Only the pictures are to be left out; write out the rest of the data exactly.

Page and application data records
———

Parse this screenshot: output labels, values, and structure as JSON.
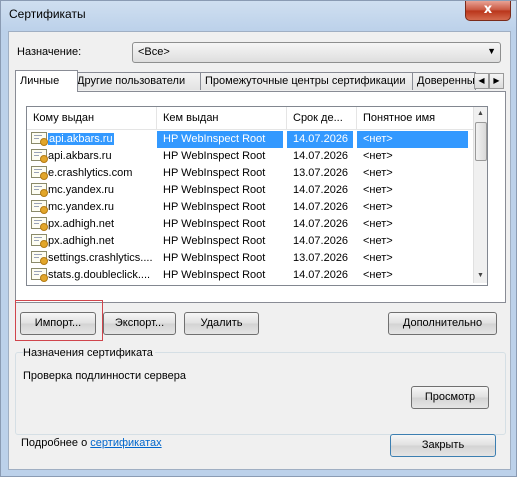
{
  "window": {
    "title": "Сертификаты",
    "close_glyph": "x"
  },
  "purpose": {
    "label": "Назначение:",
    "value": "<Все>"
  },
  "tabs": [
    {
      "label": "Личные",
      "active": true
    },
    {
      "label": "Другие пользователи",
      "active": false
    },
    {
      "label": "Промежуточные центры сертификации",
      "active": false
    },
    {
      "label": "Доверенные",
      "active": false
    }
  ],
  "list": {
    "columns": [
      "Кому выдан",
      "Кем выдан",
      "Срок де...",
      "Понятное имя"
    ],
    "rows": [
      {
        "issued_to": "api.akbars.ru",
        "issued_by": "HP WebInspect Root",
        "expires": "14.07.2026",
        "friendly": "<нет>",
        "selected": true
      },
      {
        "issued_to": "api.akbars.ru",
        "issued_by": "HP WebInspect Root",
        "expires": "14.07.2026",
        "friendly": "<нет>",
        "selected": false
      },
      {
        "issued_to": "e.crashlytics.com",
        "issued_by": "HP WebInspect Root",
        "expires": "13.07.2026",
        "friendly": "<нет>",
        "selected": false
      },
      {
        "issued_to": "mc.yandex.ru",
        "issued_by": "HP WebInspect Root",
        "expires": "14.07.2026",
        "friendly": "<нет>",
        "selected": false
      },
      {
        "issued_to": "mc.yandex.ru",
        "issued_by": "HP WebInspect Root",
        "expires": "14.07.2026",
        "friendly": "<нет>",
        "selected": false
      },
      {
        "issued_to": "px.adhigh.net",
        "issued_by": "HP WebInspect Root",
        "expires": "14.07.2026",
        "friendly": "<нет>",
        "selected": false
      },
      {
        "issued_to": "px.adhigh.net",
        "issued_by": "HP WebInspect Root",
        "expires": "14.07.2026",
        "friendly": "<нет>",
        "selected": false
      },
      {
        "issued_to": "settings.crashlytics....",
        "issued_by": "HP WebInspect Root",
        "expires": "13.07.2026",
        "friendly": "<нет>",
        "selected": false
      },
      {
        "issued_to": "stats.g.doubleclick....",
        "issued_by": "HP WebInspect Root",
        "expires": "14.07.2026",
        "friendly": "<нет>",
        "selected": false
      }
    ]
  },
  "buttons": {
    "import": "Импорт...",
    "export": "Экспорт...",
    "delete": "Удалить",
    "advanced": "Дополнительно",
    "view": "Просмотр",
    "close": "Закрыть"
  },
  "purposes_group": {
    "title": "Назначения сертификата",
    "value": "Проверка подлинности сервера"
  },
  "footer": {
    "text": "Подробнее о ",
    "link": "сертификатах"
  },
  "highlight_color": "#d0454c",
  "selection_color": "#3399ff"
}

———

▸ SOLUTION:
Parse this screenshot: output labels, values, and structure as JSON.
{
  "window": {
    "title": "Сертификаты",
    "close_glyph": "x"
  },
  "purpose": {
    "label": "Назначение:",
    "value": "<Все>"
  },
  "tabs": [
    {
      "label": "Личные",
      "active": true
    },
    {
      "label": "Другие пользователи",
      "active": false
    },
    {
      "label": "Промежуточные центры сертификации",
      "active": false
    },
    {
      "label": "Доверенные",
      "active": false
    }
  ],
  "list": {
    "columns": [
      "Кому выдан",
      "Кем выдан",
      "Срок де...",
      "Понятное имя"
    ],
    "rows": [
      {
        "issued_to": "api.akbars.ru",
        "issued_by": "HP WebInspect Root",
        "expires": "14.07.2026",
        "friendly": "<нет>",
        "selected": true
      },
      {
        "issued_to": "api.akbars.ru",
        "issued_by": "HP WebInspect Root",
        "expires": "14.07.2026",
        "friendly": "<нет>",
        "selected": false
      },
      {
        "issued_to": "e.crashlytics.com",
        "issued_by": "HP WebInspect Root",
        "expires": "13.07.2026",
        "friendly": "<нет>",
        "selected": false
      },
      {
        "issued_to": "mc.yandex.ru",
        "issued_by": "HP WebInspect Root",
        "expires": "14.07.2026",
        "friendly": "<нет>",
        "selected": false
      },
      {
        "issued_to": "mc.yandex.ru",
        "issued_by": "HP WebInspect Root",
        "expires": "14.07.2026",
        "friendly": "<нет>",
        "selected": false
      },
      {
        "issued_to": "px.adhigh.net",
        "issued_by": "HP WebInspect Root",
        "expires": "14.07.2026",
        "friendly": "<нет>",
        "selected": false
      },
      {
        "issued_to": "px.adhigh.net",
        "issued_by": "HP WebInspect Root",
        "expires": "14.07.2026",
        "friendly": "<нет>",
        "selected": false
      },
      {
        "issued_to": "settings.crashlytics....",
        "issued_by": "HP WebInspect Root",
        "expires": "13.07.2026",
        "friendly": "<нет>",
        "selected": false
      },
      {
        "issued_to": "stats.g.doubleclick....",
        "issued_by": "HP WebInspect Root",
        "expires": "14.07.2026",
        "friendly": "<нет>",
        "selected": false
      }
    ]
  },
  "buttons": {
    "import": "Импорт...",
    "export": "Экспорт...",
    "delete": "Удалить",
    "advanced": "Дополнительно",
    "view": "Просмотр",
    "close": "Закрыть"
  },
  "purposes_group": {
    "title": "Назначения сертификата",
    "value": "Проверка подлинности сервера"
  },
  "footer": {
    "text": "Подробнее о ",
    "link": "сертификатах"
  },
  "highlight_color": "#d0454c",
  "selection_color": "#3399ff"
}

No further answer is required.